Page and application data records:
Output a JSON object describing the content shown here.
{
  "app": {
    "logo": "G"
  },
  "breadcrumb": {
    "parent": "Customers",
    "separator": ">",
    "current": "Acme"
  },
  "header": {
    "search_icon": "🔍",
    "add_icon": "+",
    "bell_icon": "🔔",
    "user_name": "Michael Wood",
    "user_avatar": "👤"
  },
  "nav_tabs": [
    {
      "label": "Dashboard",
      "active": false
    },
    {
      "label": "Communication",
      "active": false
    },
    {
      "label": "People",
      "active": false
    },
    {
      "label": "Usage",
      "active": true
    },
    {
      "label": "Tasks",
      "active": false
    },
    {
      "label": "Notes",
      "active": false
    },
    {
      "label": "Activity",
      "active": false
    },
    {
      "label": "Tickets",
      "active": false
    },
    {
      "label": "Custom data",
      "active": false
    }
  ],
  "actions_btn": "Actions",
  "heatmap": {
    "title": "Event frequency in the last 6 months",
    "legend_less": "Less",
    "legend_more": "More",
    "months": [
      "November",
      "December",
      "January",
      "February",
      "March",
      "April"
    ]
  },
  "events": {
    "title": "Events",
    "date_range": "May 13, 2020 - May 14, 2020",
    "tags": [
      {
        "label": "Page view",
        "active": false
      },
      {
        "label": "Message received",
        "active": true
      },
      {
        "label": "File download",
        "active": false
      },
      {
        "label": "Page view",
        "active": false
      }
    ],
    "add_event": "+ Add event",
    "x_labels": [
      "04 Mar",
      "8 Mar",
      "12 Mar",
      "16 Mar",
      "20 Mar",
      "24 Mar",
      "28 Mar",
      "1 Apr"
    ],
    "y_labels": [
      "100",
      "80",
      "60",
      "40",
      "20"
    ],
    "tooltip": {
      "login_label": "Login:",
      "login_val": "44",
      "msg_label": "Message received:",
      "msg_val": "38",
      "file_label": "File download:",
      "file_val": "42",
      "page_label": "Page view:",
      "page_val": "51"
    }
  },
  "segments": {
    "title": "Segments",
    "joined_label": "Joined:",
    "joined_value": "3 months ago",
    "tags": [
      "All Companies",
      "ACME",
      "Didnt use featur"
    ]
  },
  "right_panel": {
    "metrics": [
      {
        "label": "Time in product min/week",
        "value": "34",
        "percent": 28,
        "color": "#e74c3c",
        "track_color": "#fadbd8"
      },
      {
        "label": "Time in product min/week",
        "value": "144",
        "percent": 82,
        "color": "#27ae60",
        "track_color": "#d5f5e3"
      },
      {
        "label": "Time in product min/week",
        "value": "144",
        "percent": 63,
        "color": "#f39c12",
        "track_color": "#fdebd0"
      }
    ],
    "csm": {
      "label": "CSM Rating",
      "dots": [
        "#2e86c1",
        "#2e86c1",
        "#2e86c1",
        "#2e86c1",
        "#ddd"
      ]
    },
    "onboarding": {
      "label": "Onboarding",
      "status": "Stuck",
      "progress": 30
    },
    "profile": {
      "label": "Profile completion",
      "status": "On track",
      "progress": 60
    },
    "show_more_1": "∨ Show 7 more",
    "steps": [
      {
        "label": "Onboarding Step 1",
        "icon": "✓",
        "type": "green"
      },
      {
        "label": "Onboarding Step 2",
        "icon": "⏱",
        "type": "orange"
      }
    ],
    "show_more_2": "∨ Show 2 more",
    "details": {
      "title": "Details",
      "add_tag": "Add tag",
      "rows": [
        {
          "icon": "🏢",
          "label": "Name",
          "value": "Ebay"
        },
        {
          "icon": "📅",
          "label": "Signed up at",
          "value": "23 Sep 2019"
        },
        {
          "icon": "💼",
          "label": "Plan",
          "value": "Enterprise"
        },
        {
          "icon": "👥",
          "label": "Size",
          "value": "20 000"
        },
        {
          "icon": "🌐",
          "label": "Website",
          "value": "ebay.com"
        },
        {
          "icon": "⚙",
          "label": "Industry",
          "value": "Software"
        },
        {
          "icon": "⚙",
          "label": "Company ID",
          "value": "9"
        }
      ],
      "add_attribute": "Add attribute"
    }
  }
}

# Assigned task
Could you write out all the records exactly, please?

# Task response
Output a JSON object describing the content shown here.
{
  "app": {
    "logo": "G"
  },
  "breadcrumb": {
    "parent": "Customers",
    "separator": ">",
    "current": "Acme"
  },
  "header": {
    "search_icon": "🔍",
    "add_icon": "+",
    "bell_icon": "🔔",
    "user_name": "Michael Wood",
    "user_avatar": "👤"
  },
  "nav_tabs": [
    {
      "label": "Dashboard",
      "active": false
    },
    {
      "label": "Communication",
      "active": false
    },
    {
      "label": "People",
      "active": false
    },
    {
      "label": "Usage",
      "active": true
    },
    {
      "label": "Tasks",
      "active": false
    },
    {
      "label": "Notes",
      "active": false
    },
    {
      "label": "Activity",
      "active": false
    },
    {
      "label": "Tickets",
      "active": false
    },
    {
      "label": "Custom data",
      "active": false
    }
  ],
  "actions_btn": "Actions",
  "heatmap": {
    "title": "Event frequency in the last 6 months",
    "legend_less": "Less",
    "legend_more": "More",
    "months": [
      "November",
      "December",
      "January",
      "February",
      "March",
      "April"
    ]
  },
  "events": {
    "title": "Events",
    "date_range": "May 13, 2020 - May 14, 2020",
    "tags": [
      {
        "label": "Page view",
        "active": false
      },
      {
        "label": "Message received",
        "active": true
      },
      {
        "label": "File download",
        "active": false
      },
      {
        "label": "Page view",
        "active": false
      }
    ],
    "add_event": "+ Add event",
    "x_labels": [
      "04 Mar",
      "8 Mar",
      "12 Mar",
      "16 Mar",
      "20 Mar",
      "24 Mar",
      "28 Mar",
      "1 Apr"
    ],
    "y_labels": [
      "100",
      "80",
      "60",
      "40",
      "20"
    ],
    "tooltip": {
      "login_label": "Login:",
      "login_val": "44",
      "msg_label": "Message received:",
      "msg_val": "38",
      "file_label": "File download:",
      "file_val": "42",
      "page_label": "Page view:",
      "page_val": "51"
    }
  },
  "segments": {
    "title": "Segments",
    "joined_label": "Joined:",
    "joined_value": "3 months ago",
    "tags": [
      "All Companies",
      "ACME",
      "Didnt use featur"
    ]
  },
  "right_panel": {
    "metrics": [
      {
        "label": "Time in product min/week",
        "value": "34",
        "percent": 28,
        "color": "#e74c3c",
        "track_color": "#fadbd8"
      },
      {
        "label": "Time in product min/week",
        "value": "144",
        "percent": 82,
        "color": "#27ae60",
        "track_color": "#d5f5e3"
      },
      {
        "label": "Time in product min/week",
        "value": "144",
        "percent": 63,
        "color": "#f39c12",
        "track_color": "#fdebd0"
      }
    ],
    "csm": {
      "label": "CSM Rating",
      "dots": [
        "#2e86c1",
        "#2e86c1",
        "#2e86c1",
        "#2e86c1",
        "#ddd"
      ]
    },
    "onboarding": {
      "label": "Onboarding",
      "status": "Stuck",
      "progress": 30
    },
    "profile": {
      "label": "Profile completion",
      "status": "On track",
      "progress": 60
    },
    "show_more_1": "∨ Show 7 more",
    "steps": [
      {
        "label": "Onboarding Step 1",
        "icon": "✓",
        "type": "green"
      },
      {
        "label": "Onboarding Step 2",
        "icon": "⏱",
        "type": "orange"
      }
    ],
    "show_more_2": "∨ Show 2 more",
    "details": {
      "title": "Details",
      "add_tag": "Add tag",
      "rows": [
        {
          "icon": "🏢",
          "label": "Name",
          "value": "Ebay"
        },
        {
          "icon": "📅",
          "label": "Signed up at",
          "value": "23 Sep 2019"
        },
        {
          "icon": "💼",
          "label": "Plan",
          "value": "Enterprise"
        },
        {
          "icon": "👥",
          "label": "Size",
          "value": "20 000"
        },
        {
          "icon": "🌐",
          "label": "Website",
          "value": "ebay.com"
        },
        {
          "icon": "⚙",
          "label": "Industry",
          "value": "Software"
        },
        {
          "icon": "⚙",
          "label": "Company ID",
          "value": "9"
        }
      ],
      "add_attribute": "Add attribute"
    }
  }
}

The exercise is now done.